South Sudan is an East African nation with a population of more than 11 million people. After decades of civil war, South Sudan declared independence in 2011 and is now a war-torn nation with failing institutions, a corrupt and violent security force and a population in abject poverty. The fledgling nation quickly descended back into civil war, further hindering any efforts at reconstruction. Since South Sudan’s independence, USAID programs in South Sudan have been providing humanitarian aid to alleviate human suffering, foster sustainable economic growth and mitigate conflict.
Food Security in South Sudan
Food security is one of the largest issues plaguing South Sudan, and as of February 2022, 8.3 million South Sudanese out of a population of 11 million are severely food insecure. To address the crisis of food insecurity, USAID launched a program initially to operate between 2017 to 2020, which was then extended to August 2022, called Sustainable Agriculture for Economic Resiliency Program in South Sudan (SAFER). The SAFER project ultimately seeks to increase the productive capacities and sustainability of South Sudan’s agriculture sector.
In 2018, the SAFER program promoted sustainable crop production by conducting “community-based participatory planning” exercises to identify production constraints and propose interventions to remedy those constraints. During the same reporting period, the SAFER also provided technical assistance and training to lead farmers, village facilitators and NGOs in micro-irrigation, water management and seed production.
In addition to providing direct agricultural assistance, this program also trains local farmers in basic financial literacy, bookkeeping and marketing plans. In 2021, the SAFER program helped facilitate 25 agricultural enterprise groups to develop business plans regarding leadership structure, finances and marketing strategies.
Conflict Mitigation in South Sudan
South Sudan is a remarkably diverse nation with 64 different ethnic groups. Since 2013, South Sudan has become a nation embroiled in civil war and violence with different groups of people taking different sides for different goals. With a precedence of violence and civil war, USAID programs in South Sudan need to mitigate communal conflicts and rising tensions in order to promote stability, thereby also reducing South Sudanese poverty.
The active USAID Viable Support to Transition and Stability (VISTAS) program is a conflict mitigation program that started in 2013 “to promote peaceful coexistence,” foster “a more informed community” and facilitate a greater degree of trauma awareness to advance reconciliation between diverse communities. In 2018, the program hosted a conference in Jebel Boma County with traditional authority representatives, women leaders and youth leaders from Jie, Murle, Kachipo and Toposa to converse on key issues plaguing South Sudan regarding child abduction, gender-based violence, cattle raids and road ambushes.
Dissipating Ethnic Conflicts and Misinformation
Despite the remote locations and conflicts between the Jie, Murle, Kachipo and Toposa ethnic groups, the conference did lead to the development of resolutions and action plans to address inter-community conflicts.
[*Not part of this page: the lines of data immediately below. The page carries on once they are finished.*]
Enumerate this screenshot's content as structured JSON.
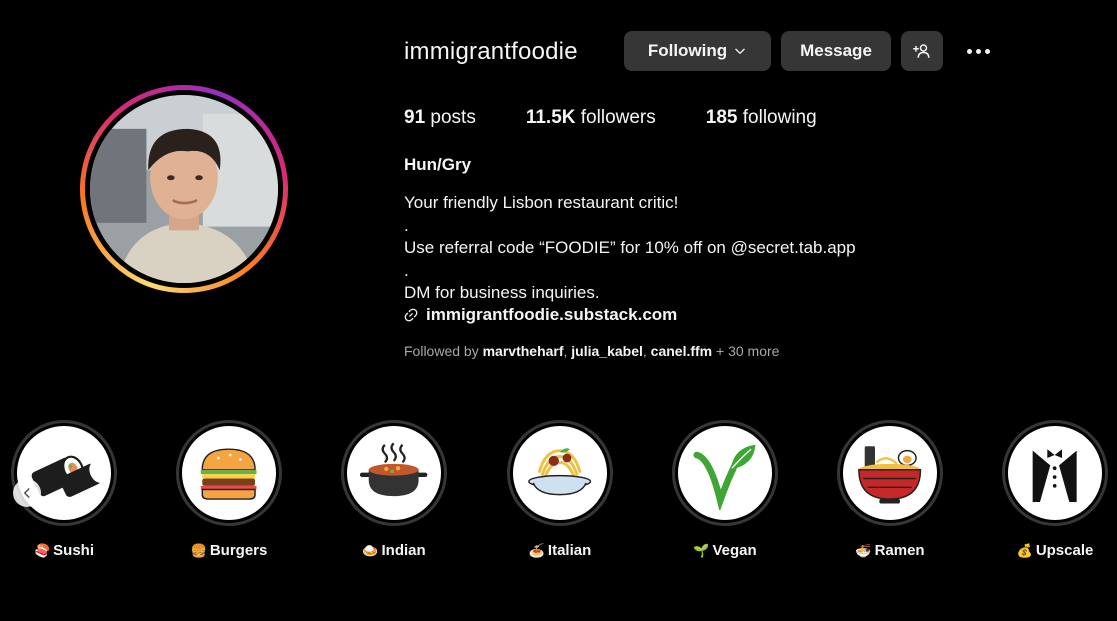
{
  "profile": {
    "username": "immigrantfoodie",
    "following_button": "Following",
    "message_button": "Message",
    "add_user_icon": "person-add-icon",
    "more_icon": "more-horizontal-icon",
    "avatar_icon": "profile-photo"
  },
  "stats": {
    "posts_count": "91",
    "posts_label": "posts",
    "followers_count": "11.5K",
    "followers_label": "followers",
    "following_count": "185",
    "following_label": "following"
  },
  "bio": {
    "display_name": "Hun/Gry",
    "line1": "Your friendly Lisbon restaurant critic!",
    "line2": ".",
    "line3": "Use referral code “FOODIE” for 10% off on @secret.tab.app",
    "line4": ".",
    "line5": "DM for business inquiries.",
    "link": "immigrantfoodie.substack.com",
    "link_icon": "link-icon"
  },
  "followed_by": {
    "prefix": "Followed by",
    "users": [
      "marvtheharf",
      "julia_kabel",
      "canel.ffm"
    ],
    "more": "+ 30 more"
  },
  "highlights": [
    {
      "emoji": "🍣",
      "label": "Sushi",
      "icon": "sushi-icon"
    },
    {
      "emoji": "🍔",
      "label": "Burgers",
      "icon": "burger-icon"
    },
    {
      "emoji": "🍛",
      "label": "Indian",
      "icon": "curry-pot-icon"
    },
    {
      "emoji": "🍝",
      "label": "Italian",
      "icon": "pasta-icon"
    },
    {
      "emoji": "🌱",
      "label": "Vegan",
      "icon": "vegan-leaf-icon"
    },
    {
      "emoji": "🍜",
      "label": "Ramen",
      "icon": "ramen-bowl-icon"
    },
    {
      "emoji": "💰",
      "label": "Upscale",
      "icon": "tuxedo-icon"
    }
  ],
  "carousel": {
    "prev_icon": "chevron-left-icon"
  }
}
VISTAS has also provided technical assistance to media outlets to decrease potentially conflict-inducing miscommunication and misinformation while promoting interdependency through livestock and trade and conducting 196 trauma awareness sessions in 2018.
One of the most important facets of VISTAS is promoting a more well-informed society to prevent conflict through decreasing information asymmetry. To this end, VISTAS has assisted the development of independent media outlets, trained local journalists and set up community learning centers. USAID supplied these community centers with laptops, books and internet access to allow people with little formal education to educate themselves. While the independent media environment continues to face setbacks from the government and security forces, VISTAS has enabled the Juba Monitor and Radio Tamazuj to continue operating as the media outlets both represent large independent media networks designed to deliver information in an objective manner.
The Necessity of USAID Programs
With a poverty rate of 82%, according to the World Bank, today, more than 50% of South Sudan “still depends on emergency aid to survive” and millions are now displaced from the ongoing violence. USAID programs in South Sudan, while not enough to address the root causes of South Sudanese poverty, are necessary to alleviate abject poverty, ensure the survival of millions and develop a plan for long-term stability.
– Alexander Richter